Knowledge is power when it comes to fighting bad guys.
Take "elder fraud," for example.
It is hard to combat something you do not understand.
How do you remedy this?
According to a recent Florida State University News article titled “FSU criminology team tackles elder fraud issues,” the College of Criminology and Criminal Justice at Florida State University made such information available to the public via a report on elder fraud and how to combat it.
Why is this important?
A 2011 MetLife Market Institute study recorded a 12 percent increase since 2008 in the amount of money scammed from seniors.
$2.9 billion total was exploited in 2011.
And, yes, this number is only expected to rise.
Unfortunately, research involving elder fraud statistics, policies and prevention are lacking.
Hence, Florida State University published its own research based on one of the largest retirement communities in the nation.
Through checking arrest statistics, reported incident data, national surveys, interviews, and focus groups in this retirement community.
In this community between January 2010 and May 2015, there were only 265 arrest from more than 3,735 complaints.
On average, the victims were 72 years old.
On average the victims assessed in this study lost $2,000 per claim.
Types of fraud
The study reviewed types of fraud and the methods used to execute each.
- Investment fraud
- Misleading sales
- Dishonest advertisements
- Health care fraud
- Identify theft
- Unnecessary repairs
The most common cause?
Scammers tend to strike when victims appear most vulnerable.
When might this be?
- Incapacity of a spouse
- Death of a spouse
- Diagnosed illness
- Moving homes
Emotional and psychological distress are common results of fraud for victims.
Sadly, these often lead to diminished health, financial stability, and quality of life.
So what is the conclusion?
What can you do?
Think critically before acting.
Surround yourself with a trustworthy network of supporters.
Educate yourself and your loved ones on methods and dangers of elder fraud.
The best way to fight fraud is to educate yourself about the methods to do harm and the profiles of those who might seek to harm you or your loved ones.
Remember: “An ounce of prevention is worth a pound of cure.” When making your financial, tax and estate plans, do not go it alone. Be sure to engage competent professional counsel.
For more information about estate planning in Overland Park, KS (and throughout the rest of Kansas and Missouri), visit our estate planning website and be sure to subscribe to our complimentary estate planning e-newsletter while you are there.

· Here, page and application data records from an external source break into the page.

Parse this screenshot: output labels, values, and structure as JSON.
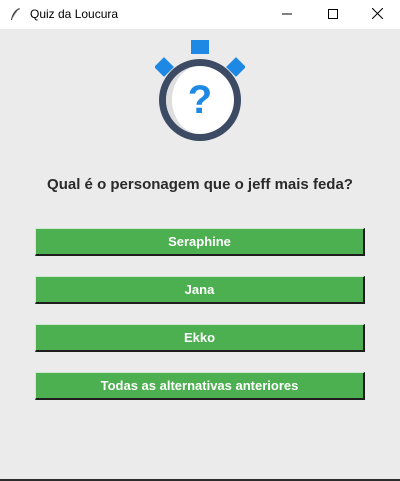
{
  "window": {
    "title": "Quiz da Loucura",
    "controls": {
      "minimize": "minimize-icon",
      "maximize": "maximize-icon",
      "close": "close-icon"
    }
  },
  "quiz": {
    "icon": "stopwatch-question-icon",
    "question": "Qual é o personagem que o jeff mais feda?",
    "answers": [
      "Seraphine",
      "Jana",
      "Ekko",
      "Todas as alternativas anteriores"
    ]
  },
  "colors": {
    "button_green": "#4caf50",
    "button_text": "#ffffff",
    "background": "#ebebeb",
    "icon_blue": "#1e88e5",
    "icon_dark": "#3c4a63"
  }
}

Reference: Florida State University News (December 5, 2016) “FSU criminology team tackles elder fraud issues”